Financial support for carers
The financial impact of caring for someone with MS can be huge. There is help out there from public services and other sources, including the MS Society.
This page looks at Carer's Allowance, Direct Payments for social care services, and grants for carers.
Financial support for carers
If you care for someone for 35 hours a week or more, you might want to claim Carer’s Allowance.
It’s paid to the carer and not the person with MS. Only one person can receive Carer’s Allowance for looking after an individual.
In Scotland, people who receive Care Allowance will automatically get an additional payment called Carers Allowance supplement. Find out more at mygov.scot.
Claiming Carer’s Allowance might affect payments for other benefits in the household. So speak to a benefits adviser to check your options.
- Find out more about Carer’s Allowance, including how it might affect other benefits, at Carers UK.
- Apply for Carers Allowance online and register changes to your circumstances at Gov.uk
- Gov.uk also has details of two other benefits you might be able to claim: Universal Credit and Pension Credit.
Direct payments give you more control over any help you get from social services. Instead of getting the support arranged by your council or trust, you buy the services you feel you need. There are some conditions, including:
- You and/or the person you care for has been assessed as needing social care support
- The council or trust agree on how you plan to spend the money
In Scotland, you can get direct payments through what’s called ‘self-directed support’.
Using direct payments means more control but also more responsibility. Your local authority might be able to support you in this. But if you’d rather they dealt with things themselves, you don’t have to choose direct payments. Find out more about direct payments at Carers UK.
MS Society grants for carers
We value the important role played by families and carers in the lives of people with MS. If you provide help and support to a partner, child, relative, friend or neighbour who has MS, you could be eligible for a carer's grant.
These are provided to carers of all ages, for a broad range of items and activities, for leisure or personal development (this means getting new knowledge or skills).
Find out more and apply for a carer's grant.
Grants from carers organisations
Some local carers centres have grants available.

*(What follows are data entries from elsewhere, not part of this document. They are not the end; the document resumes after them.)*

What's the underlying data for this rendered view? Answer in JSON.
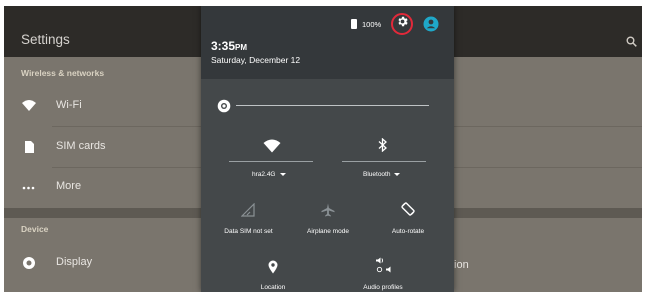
{
  "background": {
    "title": "Settings",
    "sections": [
      {
        "header": "Wireless & networks",
        "items": [
          {
            "label": "Wi-Fi",
            "icon": "wifi-icon"
          },
          {
            "label": "SIM cards",
            "icon": "sim-card-icon"
          },
          {
            "label": "More",
            "icon": "more-icon"
          }
        ]
      },
      {
        "header": "Device",
        "items": [
          {
            "label": "Display",
            "icon": "display-icon"
          }
        ]
      }
    ],
    "partial_text": "tion"
  },
  "status": {
    "battery": "100%"
  },
  "header": {
    "time": "3:35",
    "ampm": "PM",
    "date": "Saturday, December 12"
  },
  "brightness": {
    "level": 1.0
  },
  "tiles": {
    "wifi": {
      "label": "hra2.4G"
    },
    "bluetooth": {
      "label": "Bluetooth"
    },
    "data": {
      "label": "Data SIM not set"
    },
    "airplane": {
      "label": "Airplane mode"
    },
    "rotate": {
      "label": "Auto-rotate"
    },
    "location": {
      "label": "Location"
    },
    "audio": {
      "label": "Audio profiles"
    }
  },
  "colors": {
    "highlight_ring": "#e2293a",
    "user_icon": "#1fa8c9",
    "shade": "#44484a",
    "shade_header": "#34383b"
  }
}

Quite often this money will be provided for things like short breaks and therapies which can help a carer maintain their caring role.

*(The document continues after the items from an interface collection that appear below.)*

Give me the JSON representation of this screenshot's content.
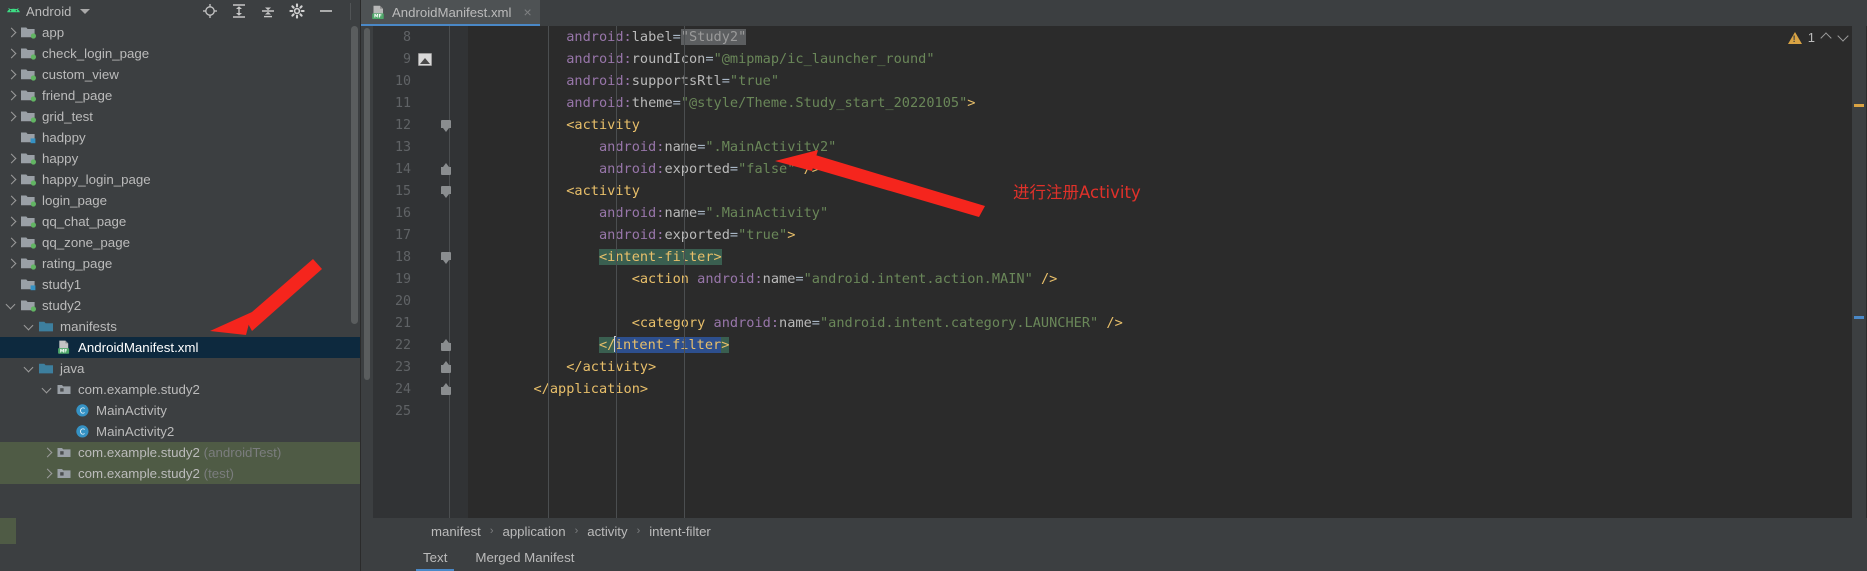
{
  "window": {
    "panel_title": "Android",
    "panel_caret": "▾"
  },
  "toolbar": {
    "icons": [
      {
        "name": "locate-target-icon",
        "glyph": "target"
      },
      {
        "name": "expand-all-icon",
        "glyph": "expand"
      },
      {
        "name": "collapse-all-icon",
        "glyph": "collapse"
      },
      {
        "name": "settings-gear-icon",
        "glyph": "gear"
      },
      {
        "name": "hide-panel-icon",
        "glyph": "minus"
      }
    ]
  },
  "sidebar": {
    "items": [
      {
        "label": "app",
        "twisty": "right",
        "icon": "module-folder-icon",
        "indent": 0,
        "state": "normal"
      },
      {
        "label": "check_login_page",
        "twisty": "right",
        "icon": "module-folder-icon",
        "indent": 0,
        "state": "normal"
      },
      {
        "label": "custom_view",
        "twisty": "right",
        "icon": "module-folder-icon",
        "indent": 0,
        "state": "normal"
      },
      {
        "label": "friend_page",
        "twisty": "right",
        "icon": "module-folder-icon",
        "indent": 0,
        "state": "normal"
      },
      {
        "label": "grid_test",
        "twisty": "right",
        "icon": "module-folder-icon",
        "indent": 0,
        "state": "normal"
      },
      {
        "label": "hadppy",
        "twisty": "none",
        "icon": "module-folder-blue-icon",
        "indent": 0,
        "state": "normal"
      },
      {
        "label": "happy",
        "twisty": "right",
        "icon": "module-folder-icon",
        "indent": 0,
        "state": "normal"
      },
      {
        "label": "happy_login_page",
        "twisty": "right",
        "icon": "module-folder-icon",
        "indent": 0,
        "state": "normal"
      },
      {
        "label": "login_page",
        "twisty": "right",
        "icon": "module-folder-icon",
        "indent": 0,
        "state": "normal"
      },
      {
        "label": "qq_chat_page",
        "twisty": "right",
        "icon": "module-folder-icon",
        "indent": 0,
        "state": "normal"
      },
      {
        "label": "qq_zone_page",
        "twisty": "right",
        "icon": "module-folder-icon",
        "indent": 0,
        "state": "normal"
      },
      {
        "label": "rating_page",
        "twisty": "right",
        "icon": "module-folder-icon",
        "indent": 0,
        "state": "normal"
      },
      {
        "label": "study1",
        "twisty": "none",
        "icon": "module-folder-blue-icon",
        "indent": 0,
        "state": "normal"
      },
      {
        "label": "study2",
        "twisty": "down",
        "icon": "module-folder-icon",
        "indent": 0,
        "state": "normal"
      },
      {
        "label": "manifests",
        "twisty": "down",
        "icon": "folder-icon",
        "indent": 1,
        "state": "normal"
      },
      {
        "label": "AndroidManifest.xml",
        "twisty": "none",
        "icon": "manifest-file-icon",
        "indent": 2,
        "state": "selected"
      },
      {
        "label": "java",
        "twisty": "down",
        "icon": "folder-icon",
        "indent": 1,
        "state": "normal"
      },
      {
        "label": "com.example.study2",
        "twisty": "down",
        "icon": "package-icon",
        "indent": 2,
        "state": "normal"
      },
      {
        "label": "MainActivity",
        "twisty": "none",
        "icon": "java-class-icon",
        "indent": 3,
        "state": "normal"
      },
      {
        "label": "MainActivity2",
        "twisty": "none",
        "icon": "java-class-icon",
        "indent": 3,
        "state": "normal"
      },
      {
        "label": "com.example.study2",
        "suffix": " (androidTest)",
        "twisty": "right",
        "icon": "package-icon",
        "indent": 2,
        "state": "testsrc"
      },
      {
        "label": "com.example.study2",
        "suffix": " (test)",
        "twisty": "right",
        "icon": "package-icon",
        "indent": 2,
        "state": "testsrc"
      }
    ]
  },
  "editor": {
    "tab": {
      "label": "AndroidManifest.xml",
      "close_glyph": "×",
      "icon": "manifest-file-icon"
    },
    "first_line_number": 8,
    "lines": [
      {
        "num": 8,
        "fold": "none",
        "gutter_icon": "none",
        "segments": [
          {
            "t": "            ",
            "c": "plain"
          },
          {
            "t": "android:",
            "c": "attr"
          },
          {
            "t": "label",
            "c": "attrns"
          },
          {
            "t": "=",
            "c": "eq"
          },
          {
            "t": "\"Study2\"",
            "c": "hl-val"
          }
        ]
      },
      {
        "num": 9,
        "fold": "none",
        "gutter_icon": "image-preview-icon",
        "segments": [
          {
            "t": "            ",
            "c": "plain"
          },
          {
            "t": "android:",
            "c": "attr"
          },
          {
            "t": "roundIcon",
            "c": "attrns"
          },
          {
            "t": "=",
            "c": "eq"
          },
          {
            "t": "\"@mipmap/ic_launcher_round\"",
            "c": "val"
          }
        ]
      },
      {
        "num": 10,
        "fold": "none",
        "gutter_icon": "none",
        "segments": [
          {
            "t": "            ",
            "c": "plain"
          },
          {
            "t": "android:",
            "c": "attr"
          },
          {
            "t": "supportsRtl",
            "c": "attrns"
          },
          {
            "t": "=",
            "c": "eq"
          },
          {
            "t": "\"true\"",
            "c": "val"
          }
        ]
      },
      {
        "num": 11,
        "fold": "none",
        "gutter_icon": "none",
        "segments": [
          {
            "t": "            ",
            "c": "plain"
          },
          {
            "t": "android:",
            "c": "attr"
          },
          {
            "t": "theme",
            "c": "attrns"
          },
          {
            "t": "=",
            "c": "eq"
          },
          {
            "t": "\"@style/Theme.Study_start_20220105\"",
            "c": "val"
          },
          {
            "t": ">",
            "c": "tag"
          }
        ]
      },
      {
        "num": 12,
        "fold": "open",
        "gutter_icon": "none",
        "segments": [
          {
            "t": "            ",
            "c": "plain"
          },
          {
            "t": "<activity",
            "c": "tag"
          }
        ]
      },
      {
        "num": 13,
        "fold": "none",
        "gutter_icon": "none",
        "segments": [
          {
            "t": "                ",
            "c": "plain"
          },
          {
            "t": "android:",
            "c": "attr"
          },
          {
            "t": "name",
            "c": "attrns"
          },
          {
            "t": "=",
            "c": "eq"
          },
          {
            "t": "\".MainActivity2\"",
            "c": "val"
          }
        ]
      },
      {
        "num": 14,
        "fold": "close",
        "gutter_icon": "none",
        "segments": [
          {
            "t": "                ",
            "c": "plain"
          },
          {
            "t": "android:",
            "c": "attr"
          },
          {
            "t": "exported",
            "c": "attrns"
          },
          {
            "t": "=",
            "c": "eq"
          },
          {
            "t": "\"false\"",
            "c": "val"
          },
          {
            "t": " ",
            "c": "plain"
          },
          {
            "t": "/>",
            "c": "tag"
          }
        ]
      },
      {
        "num": 15,
        "fold": "open",
        "gutter_icon": "none",
        "segments": [
          {
            "t": "            ",
            "c": "plain"
          },
          {
            "t": "<activity",
            "c": "tag"
          }
        ]
      },
      {
        "num": 16,
        "fold": "none",
        "gutter_icon": "none",
        "segments": [
          {
            "t": "                ",
            "c": "plain"
          },
          {
            "t": "android:",
            "c": "attr"
          },
          {
            "t": "name",
            "c": "attrns"
          },
          {
            "t": "=",
            "c": "eq"
          },
          {
            "t": "\".MainActivity\"",
            "c": "val"
          }
        ]
      },
      {
        "num": 17,
        "fold": "none",
        "gutter_icon": "none",
        "segments": [
          {
            "t": "                ",
            "c": "plain"
          },
          {
            "t": "android:",
            "c": "attr"
          },
          {
            "t": "exported",
            "c": "attrns"
          },
          {
            "t": "=",
            "c": "eq"
          },
          {
            "t": "\"true\"",
            "c": "val"
          },
          {
            "t": ">",
            "c": "tag"
          }
        ]
      },
      {
        "num": 18,
        "fold": "open",
        "gutter_icon": "none",
        "segments": [
          {
            "t": "                ",
            "c": "plain"
          },
          {
            "t": "<intent-filter>",
            "c": "tag hl-match"
          }
        ]
      },
      {
        "num": 19,
        "fold": "none",
        "gutter_icon": "none",
        "segments": [
          {
            "t": "                    ",
            "c": "plain"
          },
          {
            "t": "<action ",
            "c": "tag"
          },
          {
            "t": "android:",
            "c": "attr"
          },
          {
            "t": "name",
            "c": "attrns"
          },
          {
            "t": "=",
            "c": "eq"
          },
          {
            "t": "\"android.intent.action.MAIN\"",
            "c": "val"
          },
          {
            "t": " ",
            "c": "plain"
          },
          {
            "t": "/>",
            "c": "tag"
          }
        ]
      },
      {
        "num": 20,
        "fold": "none",
        "gutter_icon": "none",
        "segments": []
      },
      {
        "num": 21,
        "fold": "none",
        "gutter_icon": "none",
        "segments": [
          {
            "t": "                    ",
            "c": "plain"
          },
          {
            "t": "<category ",
            "c": "tag"
          },
          {
            "t": "android:",
            "c": "attr"
          },
          {
            "t": "name",
            "c": "attrns"
          },
          {
            "t": "=",
            "c": "eq"
          },
          {
            "t": "\"android.intent.category.LAUNCHER\"",
            "c": "val"
          },
          {
            "t": " ",
            "c": "plain"
          },
          {
            "t": "/>",
            "c": "tag"
          }
        ]
      },
      {
        "num": 22,
        "fold": "close",
        "gutter_icon": "none",
        "caret_after": "</",
        "segments": [
          {
            "t": "                ",
            "c": "plain"
          },
          {
            "t": "</",
            "c": "tag hl-match"
          },
          {
            "t": "intent-filter",
            "c": "tag sel"
          },
          {
            "t": ">",
            "c": "tag hl-match"
          }
        ]
      },
      {
        "num": 23,
        "fold": "close",
        "gutter_icon": "none",
        "segments": [
          {
            "t": "            ",
            "c": "plain"
          },
          {
            "t": "</activity>",
            "c": "tag"
          }
        ]
      },
      {
        "num": 24,
        "fold": "close",
        "gutter_icon": "none",
        "segments": [
          {
            "t": "        ",
            "c": "plain"
          },
          {
            "t": "</application>",
            "c": "tag"
          }
        ]
      },
      {
        "num": 25,
        "fold": "none",
        "gutter_icon": "none",
        "segments": []
      }
    ],
    "inspection": {
      "warning_count": "1",
      "warning_icon": "warning-triangle-icon",
      "prev_glyph": "^",
      "next_glyph": "v"
    },
    "breadcrumb": {
      "items": [
        "manifest",
        "application",
        "activity",
        "intent-filter"
      ],
      "separator": "›"
    },
    "bottom_tabs": [
      {
        "label": "Text",
        "active": true
      },
      {
        "label": "Merged Manifest",
        "active": false
      }
    ]
  },
  "annotations": {
    "note_text": "进行注册Activity",
    "arrow_color": "#f5251d",
    "arrows": [
      {
        "name": "arrow-to-exported-line"
      },
      {
        "name": "arrow-to-manifests-folder"
      }
    ]
  },
  "colors": {
    "panel_bg": "#3c3f41",
    "editor_bg": "#2b2b2b",
    "gutter_bg": "#313335",
    "selection_blue": "#2d4f8e",
    "tree_selection": "#0d293e",
    "tab_accent": "#4a88c7",
    "test_source_bg": "#4f5b45",
    "tag_color": "#e8bf6a",
    "attr_color": "#9876aa",
    "value_color": "#6a8759",
    "annotation_red": "#e0312a"
  }
}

Find out what’s available near you through the Carers Trust.
Scotland Young Carer Grant
If you’re a young carer aged 16-18 in Scotland, you might be able to get a Young Carer Grant. Find out more and how to apply for here.
Further support information for carers
The booklet Looking after someone: a guide to carers' rights and benefits produced by Carers UK has comprehensive information about the rights that carers have and how to access financial and practical support.
You can get free and confidential advice about legal and money issues from Citizens Advice
- Citizens Advice for those in England
- Citizens Advice for those in Wales
- Citizens Advice for those in Scotland
Bear in mind that the social care system is changing - and there may be changes that could affect you.